> **Directions for this task**
Please count the lines below that hold the word "icon" and give the count without any other text.
═══ Provided entries ═══
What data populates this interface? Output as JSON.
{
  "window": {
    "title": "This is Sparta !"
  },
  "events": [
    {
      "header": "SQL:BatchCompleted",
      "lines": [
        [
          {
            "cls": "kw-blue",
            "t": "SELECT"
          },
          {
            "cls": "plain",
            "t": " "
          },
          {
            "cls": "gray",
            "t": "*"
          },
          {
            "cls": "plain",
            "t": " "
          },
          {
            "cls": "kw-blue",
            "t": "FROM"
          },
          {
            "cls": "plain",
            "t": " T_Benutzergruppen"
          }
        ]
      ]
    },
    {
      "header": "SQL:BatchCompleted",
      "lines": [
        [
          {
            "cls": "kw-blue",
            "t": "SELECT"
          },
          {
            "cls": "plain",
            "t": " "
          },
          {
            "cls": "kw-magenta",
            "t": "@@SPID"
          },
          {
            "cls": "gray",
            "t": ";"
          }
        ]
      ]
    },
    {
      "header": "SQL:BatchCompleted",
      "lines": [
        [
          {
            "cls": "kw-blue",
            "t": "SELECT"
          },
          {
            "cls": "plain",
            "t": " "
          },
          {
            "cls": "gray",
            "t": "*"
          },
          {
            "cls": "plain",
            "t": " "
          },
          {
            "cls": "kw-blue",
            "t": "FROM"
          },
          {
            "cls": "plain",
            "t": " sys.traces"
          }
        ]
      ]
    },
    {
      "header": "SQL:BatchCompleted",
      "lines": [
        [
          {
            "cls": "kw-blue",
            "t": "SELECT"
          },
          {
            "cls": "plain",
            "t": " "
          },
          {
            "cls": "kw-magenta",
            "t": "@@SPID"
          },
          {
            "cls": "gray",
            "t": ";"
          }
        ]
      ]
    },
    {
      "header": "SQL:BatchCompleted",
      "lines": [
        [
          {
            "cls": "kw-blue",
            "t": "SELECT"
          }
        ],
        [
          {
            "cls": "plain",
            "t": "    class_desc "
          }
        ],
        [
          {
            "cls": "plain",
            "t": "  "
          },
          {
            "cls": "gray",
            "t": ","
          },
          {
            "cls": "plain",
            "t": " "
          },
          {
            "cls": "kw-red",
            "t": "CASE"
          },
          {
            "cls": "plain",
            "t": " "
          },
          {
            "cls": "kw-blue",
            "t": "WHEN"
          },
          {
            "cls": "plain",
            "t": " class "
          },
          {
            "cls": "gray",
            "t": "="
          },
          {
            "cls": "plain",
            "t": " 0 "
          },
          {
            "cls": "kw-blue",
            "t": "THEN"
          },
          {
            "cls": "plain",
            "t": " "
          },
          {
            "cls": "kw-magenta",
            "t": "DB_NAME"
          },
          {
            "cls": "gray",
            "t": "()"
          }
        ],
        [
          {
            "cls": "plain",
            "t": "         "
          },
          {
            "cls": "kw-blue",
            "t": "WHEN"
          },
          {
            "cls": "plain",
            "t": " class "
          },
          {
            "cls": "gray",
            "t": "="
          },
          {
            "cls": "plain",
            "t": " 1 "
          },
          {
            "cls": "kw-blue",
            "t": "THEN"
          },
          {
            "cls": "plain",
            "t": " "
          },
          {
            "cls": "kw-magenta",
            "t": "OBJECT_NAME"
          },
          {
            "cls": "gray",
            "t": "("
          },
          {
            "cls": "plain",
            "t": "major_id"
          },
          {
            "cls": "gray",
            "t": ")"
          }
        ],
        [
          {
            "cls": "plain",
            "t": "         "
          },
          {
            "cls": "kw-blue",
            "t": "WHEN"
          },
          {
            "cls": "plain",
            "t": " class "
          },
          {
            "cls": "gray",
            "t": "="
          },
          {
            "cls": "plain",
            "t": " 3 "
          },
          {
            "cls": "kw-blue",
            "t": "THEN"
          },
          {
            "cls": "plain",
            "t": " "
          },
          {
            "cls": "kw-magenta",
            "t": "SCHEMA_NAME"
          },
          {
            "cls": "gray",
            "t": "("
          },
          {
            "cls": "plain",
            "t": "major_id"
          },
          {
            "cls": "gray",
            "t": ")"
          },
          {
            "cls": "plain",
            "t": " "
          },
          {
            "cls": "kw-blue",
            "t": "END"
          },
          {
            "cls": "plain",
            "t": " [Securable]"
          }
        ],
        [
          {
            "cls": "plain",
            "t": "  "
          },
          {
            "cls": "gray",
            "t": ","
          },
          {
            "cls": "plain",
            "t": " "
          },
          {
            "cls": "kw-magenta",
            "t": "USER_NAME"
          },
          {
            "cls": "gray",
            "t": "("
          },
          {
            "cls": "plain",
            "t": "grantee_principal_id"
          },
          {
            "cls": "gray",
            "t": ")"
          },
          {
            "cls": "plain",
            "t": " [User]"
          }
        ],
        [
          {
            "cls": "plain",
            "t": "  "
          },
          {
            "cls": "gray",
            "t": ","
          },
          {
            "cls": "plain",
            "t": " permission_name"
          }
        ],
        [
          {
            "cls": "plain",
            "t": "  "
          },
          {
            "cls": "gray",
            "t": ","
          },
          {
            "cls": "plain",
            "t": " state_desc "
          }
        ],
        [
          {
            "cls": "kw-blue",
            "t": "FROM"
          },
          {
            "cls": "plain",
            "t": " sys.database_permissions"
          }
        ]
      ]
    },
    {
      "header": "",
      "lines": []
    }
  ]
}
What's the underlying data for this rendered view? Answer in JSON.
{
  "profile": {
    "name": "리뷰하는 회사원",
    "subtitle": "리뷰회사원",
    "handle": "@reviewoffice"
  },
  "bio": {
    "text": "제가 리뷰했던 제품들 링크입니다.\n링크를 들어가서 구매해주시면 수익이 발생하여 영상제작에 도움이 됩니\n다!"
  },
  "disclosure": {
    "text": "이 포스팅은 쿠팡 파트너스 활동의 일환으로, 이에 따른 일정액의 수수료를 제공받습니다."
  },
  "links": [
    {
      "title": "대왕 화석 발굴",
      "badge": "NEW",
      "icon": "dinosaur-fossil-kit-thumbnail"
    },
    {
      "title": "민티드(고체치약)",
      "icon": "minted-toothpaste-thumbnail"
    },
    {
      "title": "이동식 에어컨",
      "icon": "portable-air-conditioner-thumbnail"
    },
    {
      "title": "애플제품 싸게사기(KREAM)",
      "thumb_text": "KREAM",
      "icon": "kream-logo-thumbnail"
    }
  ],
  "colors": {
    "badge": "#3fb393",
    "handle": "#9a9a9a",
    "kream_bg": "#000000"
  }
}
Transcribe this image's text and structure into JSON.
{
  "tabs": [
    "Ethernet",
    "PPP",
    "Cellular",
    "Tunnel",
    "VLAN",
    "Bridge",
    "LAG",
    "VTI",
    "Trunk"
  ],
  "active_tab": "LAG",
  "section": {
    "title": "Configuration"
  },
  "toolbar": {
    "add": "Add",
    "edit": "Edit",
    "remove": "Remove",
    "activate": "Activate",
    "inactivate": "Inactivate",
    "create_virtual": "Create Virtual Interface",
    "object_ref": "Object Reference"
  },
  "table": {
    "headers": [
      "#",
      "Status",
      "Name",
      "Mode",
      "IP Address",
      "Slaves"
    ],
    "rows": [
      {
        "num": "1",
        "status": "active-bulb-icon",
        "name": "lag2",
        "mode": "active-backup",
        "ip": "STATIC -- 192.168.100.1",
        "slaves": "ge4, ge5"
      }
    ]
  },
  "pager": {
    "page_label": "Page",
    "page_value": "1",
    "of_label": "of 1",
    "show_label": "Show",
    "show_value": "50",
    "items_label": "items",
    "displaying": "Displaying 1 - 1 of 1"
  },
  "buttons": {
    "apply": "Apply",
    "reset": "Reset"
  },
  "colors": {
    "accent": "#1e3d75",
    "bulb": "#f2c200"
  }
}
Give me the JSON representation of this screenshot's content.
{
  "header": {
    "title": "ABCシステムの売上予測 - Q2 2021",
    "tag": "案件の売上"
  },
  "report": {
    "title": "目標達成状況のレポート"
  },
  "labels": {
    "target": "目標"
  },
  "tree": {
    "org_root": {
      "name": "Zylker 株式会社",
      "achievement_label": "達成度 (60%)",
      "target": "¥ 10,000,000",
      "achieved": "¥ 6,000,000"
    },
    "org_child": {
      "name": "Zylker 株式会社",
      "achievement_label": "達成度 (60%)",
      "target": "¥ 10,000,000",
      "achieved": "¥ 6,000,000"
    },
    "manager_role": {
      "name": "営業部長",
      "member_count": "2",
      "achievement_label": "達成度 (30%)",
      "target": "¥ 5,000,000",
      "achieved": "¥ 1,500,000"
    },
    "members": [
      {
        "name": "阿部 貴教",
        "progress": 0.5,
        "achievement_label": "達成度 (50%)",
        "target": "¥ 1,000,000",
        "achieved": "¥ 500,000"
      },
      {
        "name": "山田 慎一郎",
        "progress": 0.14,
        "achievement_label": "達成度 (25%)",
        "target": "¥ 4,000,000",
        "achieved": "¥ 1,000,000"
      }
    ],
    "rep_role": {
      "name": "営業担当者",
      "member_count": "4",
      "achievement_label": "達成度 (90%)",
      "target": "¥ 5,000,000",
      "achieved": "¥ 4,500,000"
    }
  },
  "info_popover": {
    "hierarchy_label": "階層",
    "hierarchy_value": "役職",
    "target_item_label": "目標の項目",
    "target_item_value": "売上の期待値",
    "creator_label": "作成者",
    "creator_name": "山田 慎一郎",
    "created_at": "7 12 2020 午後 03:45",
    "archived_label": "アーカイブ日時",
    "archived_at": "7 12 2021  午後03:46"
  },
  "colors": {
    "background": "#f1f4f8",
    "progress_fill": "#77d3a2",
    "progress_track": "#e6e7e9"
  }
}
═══
> **Solution to the problem**
5